(Dataset rows describing interfaces)
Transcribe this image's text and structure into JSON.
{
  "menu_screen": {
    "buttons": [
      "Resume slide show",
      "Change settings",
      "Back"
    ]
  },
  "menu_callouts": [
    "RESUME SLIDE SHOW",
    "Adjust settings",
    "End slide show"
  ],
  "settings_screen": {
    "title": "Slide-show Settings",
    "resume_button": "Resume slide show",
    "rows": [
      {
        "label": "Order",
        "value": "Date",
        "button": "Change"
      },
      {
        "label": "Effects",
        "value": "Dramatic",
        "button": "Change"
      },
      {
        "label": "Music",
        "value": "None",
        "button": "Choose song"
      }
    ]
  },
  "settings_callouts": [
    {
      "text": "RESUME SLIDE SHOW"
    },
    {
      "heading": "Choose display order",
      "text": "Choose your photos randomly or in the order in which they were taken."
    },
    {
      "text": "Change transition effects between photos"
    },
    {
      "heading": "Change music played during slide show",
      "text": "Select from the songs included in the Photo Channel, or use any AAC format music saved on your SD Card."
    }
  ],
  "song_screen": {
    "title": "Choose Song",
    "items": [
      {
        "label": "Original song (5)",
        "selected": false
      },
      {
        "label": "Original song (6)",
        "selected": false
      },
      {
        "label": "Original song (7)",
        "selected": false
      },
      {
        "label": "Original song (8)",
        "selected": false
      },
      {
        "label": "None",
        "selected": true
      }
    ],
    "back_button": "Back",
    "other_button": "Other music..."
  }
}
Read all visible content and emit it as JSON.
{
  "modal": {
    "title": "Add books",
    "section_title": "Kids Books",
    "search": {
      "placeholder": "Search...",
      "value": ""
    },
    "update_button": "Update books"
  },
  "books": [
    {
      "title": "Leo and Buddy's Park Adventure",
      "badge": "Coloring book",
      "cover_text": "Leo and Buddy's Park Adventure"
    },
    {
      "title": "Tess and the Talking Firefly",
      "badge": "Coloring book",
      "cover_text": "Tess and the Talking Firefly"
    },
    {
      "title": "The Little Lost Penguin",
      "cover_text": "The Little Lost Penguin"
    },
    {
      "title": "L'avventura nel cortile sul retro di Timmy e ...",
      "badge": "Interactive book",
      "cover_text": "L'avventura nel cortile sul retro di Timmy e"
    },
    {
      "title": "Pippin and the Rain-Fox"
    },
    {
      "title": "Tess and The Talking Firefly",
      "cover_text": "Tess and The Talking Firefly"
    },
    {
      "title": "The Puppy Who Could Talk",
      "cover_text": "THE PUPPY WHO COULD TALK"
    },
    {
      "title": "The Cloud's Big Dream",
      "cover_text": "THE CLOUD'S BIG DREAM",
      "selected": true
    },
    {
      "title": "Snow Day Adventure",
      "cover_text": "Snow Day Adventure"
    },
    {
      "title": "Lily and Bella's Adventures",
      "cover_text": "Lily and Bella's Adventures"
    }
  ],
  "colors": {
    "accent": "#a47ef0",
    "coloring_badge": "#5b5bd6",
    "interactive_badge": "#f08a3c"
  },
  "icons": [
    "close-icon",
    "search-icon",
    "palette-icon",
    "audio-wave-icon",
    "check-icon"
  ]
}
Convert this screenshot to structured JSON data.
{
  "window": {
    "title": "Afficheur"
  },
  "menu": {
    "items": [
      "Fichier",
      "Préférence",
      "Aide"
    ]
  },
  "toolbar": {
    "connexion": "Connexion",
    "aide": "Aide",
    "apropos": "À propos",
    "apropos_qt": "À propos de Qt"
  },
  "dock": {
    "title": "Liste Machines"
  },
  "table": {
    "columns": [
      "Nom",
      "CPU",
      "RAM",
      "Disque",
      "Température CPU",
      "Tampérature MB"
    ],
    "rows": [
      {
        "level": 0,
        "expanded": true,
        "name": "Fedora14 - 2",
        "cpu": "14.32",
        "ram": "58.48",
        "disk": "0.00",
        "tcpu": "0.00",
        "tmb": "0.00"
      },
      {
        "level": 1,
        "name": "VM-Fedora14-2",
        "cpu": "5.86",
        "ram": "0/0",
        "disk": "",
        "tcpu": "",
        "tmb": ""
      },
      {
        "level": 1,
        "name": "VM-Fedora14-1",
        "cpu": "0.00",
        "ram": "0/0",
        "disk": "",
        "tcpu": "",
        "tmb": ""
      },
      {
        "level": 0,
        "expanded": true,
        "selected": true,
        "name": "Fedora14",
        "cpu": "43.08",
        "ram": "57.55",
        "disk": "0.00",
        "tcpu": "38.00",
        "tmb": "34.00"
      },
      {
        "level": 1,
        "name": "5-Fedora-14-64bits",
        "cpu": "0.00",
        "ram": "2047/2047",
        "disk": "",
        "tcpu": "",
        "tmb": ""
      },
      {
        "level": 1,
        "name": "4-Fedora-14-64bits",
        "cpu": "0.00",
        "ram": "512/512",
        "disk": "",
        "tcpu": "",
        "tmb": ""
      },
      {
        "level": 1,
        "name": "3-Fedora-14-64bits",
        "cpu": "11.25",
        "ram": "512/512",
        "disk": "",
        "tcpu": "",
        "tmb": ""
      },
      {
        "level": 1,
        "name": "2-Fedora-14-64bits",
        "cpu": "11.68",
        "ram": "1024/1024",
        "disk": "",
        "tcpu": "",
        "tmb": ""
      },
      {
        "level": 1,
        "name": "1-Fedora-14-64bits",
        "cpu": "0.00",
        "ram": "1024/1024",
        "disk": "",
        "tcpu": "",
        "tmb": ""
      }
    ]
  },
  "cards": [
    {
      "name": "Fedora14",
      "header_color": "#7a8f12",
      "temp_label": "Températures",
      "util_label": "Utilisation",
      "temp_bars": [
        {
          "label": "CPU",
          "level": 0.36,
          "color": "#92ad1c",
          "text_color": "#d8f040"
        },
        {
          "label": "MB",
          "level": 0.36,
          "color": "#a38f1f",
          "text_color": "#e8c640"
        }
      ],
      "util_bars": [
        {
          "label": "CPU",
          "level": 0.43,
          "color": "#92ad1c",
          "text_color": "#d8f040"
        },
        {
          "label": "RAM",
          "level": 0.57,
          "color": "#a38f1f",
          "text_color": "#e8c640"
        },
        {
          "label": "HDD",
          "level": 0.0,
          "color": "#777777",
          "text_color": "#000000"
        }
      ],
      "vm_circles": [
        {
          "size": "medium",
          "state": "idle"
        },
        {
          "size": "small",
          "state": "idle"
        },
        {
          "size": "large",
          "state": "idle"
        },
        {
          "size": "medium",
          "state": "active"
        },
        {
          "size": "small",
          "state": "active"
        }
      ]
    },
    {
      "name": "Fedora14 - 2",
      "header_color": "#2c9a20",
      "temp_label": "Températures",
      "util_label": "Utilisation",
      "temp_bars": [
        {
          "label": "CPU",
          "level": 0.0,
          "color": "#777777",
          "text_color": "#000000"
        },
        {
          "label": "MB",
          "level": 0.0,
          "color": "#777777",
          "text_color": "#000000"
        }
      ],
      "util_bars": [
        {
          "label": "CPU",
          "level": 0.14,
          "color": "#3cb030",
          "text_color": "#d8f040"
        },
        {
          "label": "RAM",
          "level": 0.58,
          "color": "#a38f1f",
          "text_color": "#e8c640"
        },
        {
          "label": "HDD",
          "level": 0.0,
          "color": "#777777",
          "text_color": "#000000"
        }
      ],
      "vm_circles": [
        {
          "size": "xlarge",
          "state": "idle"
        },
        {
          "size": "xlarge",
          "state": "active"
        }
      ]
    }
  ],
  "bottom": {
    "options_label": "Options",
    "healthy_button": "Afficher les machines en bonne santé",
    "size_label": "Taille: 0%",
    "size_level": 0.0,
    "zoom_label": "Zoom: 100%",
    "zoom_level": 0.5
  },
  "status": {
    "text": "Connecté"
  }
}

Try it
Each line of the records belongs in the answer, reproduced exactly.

Response
Transcribe this image's text and structure into JSON.
{
  "menu_screen": {
    "buttons": [
      "Resume slide show",
      "Change settings",
      "Back"
    ]
  },
  "menu_callouts": [
    "RESUME SLIDE SHOW",
    "Adjust settings",
    "End slide show"
  ],
  "settings_screen": {
    "title": "Slide-show Settings",
    "resume_button": "Resume slide show",
    "rows": [
      {
        "label": "Order",
        "value": "Date",
        "button": "Change"
      },
      {
        "label": "Effects",
        "value": "Dramatic",
        "button": "Change"
      },
      {
        "label": "Music",
        "value": "None",
        "button": "Choose song"
      }
    ]
  },
  "settings_callouts": [
    {
      "text": "RESUME SLIDE SHOW"
    },
    {
      "heading": "Choose display order",
      "text": "Choose your photos randomly or in the order in which they were taken."
    },
    {
      "text": "Change transition effects between photos"
    },
    {
      "heading": "Change music played during slide show",
      "text": "Select from the songs included in the Photo Channel, or use any AAC format music saved on your SD Card."
    }
  ],
  "song_screen": {
    "title": "Choose Song",
    "items": [
      {
        "label": "Original song (5)",
        "selected": false
      },
      {
        "label": "Original song (6)",
        "selected": false
      },
      {
        "label": "Original song (7)",
        "selected": false
      },
      {
        "label": "Original song (8)",
        "selected": false
      },
      {
        "label": "None",
        "selected": true
      }
    ],
    "back_button": "Back",
    "other_button": "Other music..."
  }
}
Read all visible content and emit it as JSON.
{
  "modal": {
    "title": "Add books",
    "section_title": "Kids Books",
    "search": {
      "placeholder": "Search...",
      "value": ""
    },
    "update_button": "Update books"
  },
  "books": [
    {
      "title": "Leo and Buddy's Park Adventure",
      "badge": "Coloring book",
      "cover_text": "Leo and Buddy's Park Adventure"
    },
    {
      "title": "Tess and the Talking Firefly",
      "badge": "Coloring book",
      "cover_text": "Tess and the Talking Firefly"
    },
    {
      "title": "The Little Lost Penguin",
      "cover_text": "The Little Lost Penguin"
    },
    {
      "title": "L'avventura nel cortile sul retro di Timmy e ...",
      "badge": "Interactive book",
      "cover_text": "L'avventura nel cortile sul retro di Timmy e"
    },
    {
      "title": "Pippin and the Rain-Fox"
    },
    {
      "title": "Tess and The Talking Firefly",
      "cover_text": "Tess and The Talking Firefly"
    },
    {
      "title": "The Puppy Who Could Talk",
      "cover_text": "THE PUPPY WHO COULD TALK"
    },
    {
      "title": "The Cloud's Big Dream",
      "cover_text": "THE CLOUD'S BIG DREAM",
      "selected": true
    },
    {
      "title": "Snow Day Adventure",
      "cover_text": "Snow Day Adventure"
    },
    {
      "title": "Lily and Bella's Adventures",
      "cover_text": "Lily and Bella's Adventures"
    }
  ],
  "colors": {
    "accent": "#a47ef0",
    "coloring_badge": "#5b5bd6",
    "interactive_badge": "#f08a3c"
  },
  "icons": [
    "close-icon",
    "search-icon",
    "palette-icon",
    "audio-wave-icon",
    "check-icon"
  ]
}
Convert this screenshot to structured JSON data.
{
  "window": {
    "title": "Afficheur"
  },
  "menu": {
    "items": [
      "Fichier",
      "Préférence",
      "Aide"
    ]
  },
  "toolbar": {
    "connexion": "Connexion",
    "aide": "Aide",
    "apropos": "À propos",
    "apropos_qt": "À propos de Qt"
  },
  "dock": {
    "title": "Liste Machines"
  },
  "table": {
    "columns": [
      "Nom",
      "CPU",
      "RAM",
      "Disque",
      "Température CPU",
      "Tampérature MB"
    ],
    "rows": [
      {
        "level": 0,
        "expanded": true,
        "name": "Fedora14 - 2",
        "cpu": "14.32",
        "ram": "58.48",
        "disk": "0.00",
        "tcpu": "0.00",
        "tmb": "0.00"
      },
      {
        "level": 1,
        "name": "VM-Fedora14-2",
        "cpu": "5.86",
        "ram": "0/0",
        "disk": "",
        "tcpu": "",
        "tmb": ""
      },
      {
        "level": 1,
        "name": "VM-Fedora14-1",
        "cpu": "0.00",
        "ram": "0/0",
        "disk": "",
        "tcpu": "",
        "tmb": ""
      },
      {
        "level": 0,
        "expanded": true,
        "selected": true,
        "name": "Fedora14",
        "cpu": "43.08",
        "ram": "57.55",
        "disk": "0.00",
        "tcpu": "38.00",
        "tmb": "34.00"
      },
      {
        "level": 1,
        "name": "5-Fedora-14-64bits",
        "cpu": "0.00",
        "ram": "2047/2047",
        "disk": "",
        "tcpu": "",
        "tmb": ""
      },
      {
        "level": 1,
        "name": "4-Fedora-14-64bits",
        "cpu": "0.00",
        "ram": "512/512",
        "disk": "",
        "tcpu": "",
        "tmb": ""
      },
      {
        "level": 1,
        "name": "3-Fedora-14-64bits",
        "cpu": "11.25",
        "ram": "512/512",
        "disk": "",
        "tcpu": "",
        "tmb": ""
      },
      {
        "level": 1,
        "name": "2-Fedora-14-64bits",
        "cpu": "11.68",
        "ram": "1024/1024",
        "disk": "",
        "tcpu": "",
        "tmb": ""
      },
      {
        "level": 1,
        "name": "1-Fedora-14-64bits",
        "cpu": "0.00",
        "ram": "1024/1024",
        "disk": "",
        "tcpu": "",
        "tmb": ""
      }
    ]
  },
  "cards": [
    {
      "name": "Fedora14",
      "header_color": "#7a8f12",
      "temp_label": "Températures",
      "util_label": "Utilisation",
      "temp_bars": [
        {
          "label": "CPU",
          "level": 0.36,
          "color": "#92ad1c",
          "text_color": "#d8f040"
        },
        {
          "label": "MB",
          "level": 0.36,
          "color": "#a38f1f",
          "text_color": "#e8c640"
        }
      ],
      "util_bars": [
        {
          "label": "CPU",
          "level": 0.43,
          "color": "#92ad1c",
          "text_color": "#d8f040"
        },
        {
          "label": "RAM",
          "level": 0.57,
          "color": "#a38f1f",
          "text_color": "#e8c640"
        },
        {
          "label": "HDD",
          "level": 0.0,
          "color": "#777777",
          "text_color": "#000000"
        }
      ],
      "vm_circles": [
        {
          "size": "medium",
          "state": "idle"
        },
        {
          "size": "small",
          "state": "idle"
        },
        {
          "size": "large",
          "state": "idle"
        },
        {
          "size": "medium",
          "state": "active"
        },
        {
          "size": "small",
          "state": "active"
        }
      ]
    },
    {
      "name": "Fedora14 - 2",
      "header_color": "#2c9a20",
      "temp_label": "Températures",
      "util_label": "Utilisation",
      "temp_bars": [
        {
          "label": "CPU",
          "level": 0.0,
          "color": "#777777",
          "text_color": "#000000"
        },
        {
          "label": "MB",
          "level": 0.0,
          "color": "#777777",
          "text_color": "#000000"
        }
      ],
      "util_bars": [
        {
          "label": "CPU",
          "level": 0.14,
          "color": "#3cb030",
          "text_color": "#d8f040"
        },
        {
          "label": "RAM",
          "level": 0.58,
          "color": "#a38f1f",
          "text_color": "#e8c640"
        },
        {
          "label": "HDD",
          "level": 0.0,
          "color": "#777777",
          "text_color": "#000000"
        }
      ],
      "vm_circles": [
        {
          "size": "xlarge",
          "state": "idle"
        },
        {
          "size": "xlarge",
          "state": "active"
        }
      ]
    }
  ],
  "bottom": {
    "options_label": "Options",
    "healthy_button": "Afficher les machines en bonne santé",
    "size_label": "Taille: 0%",
    "size_level": 0.0,
    "zoom_label": "Zoom: 100%",
    "zoom_level": 0.5
  },
  "status": {
    "text": "Connecté"
  }
}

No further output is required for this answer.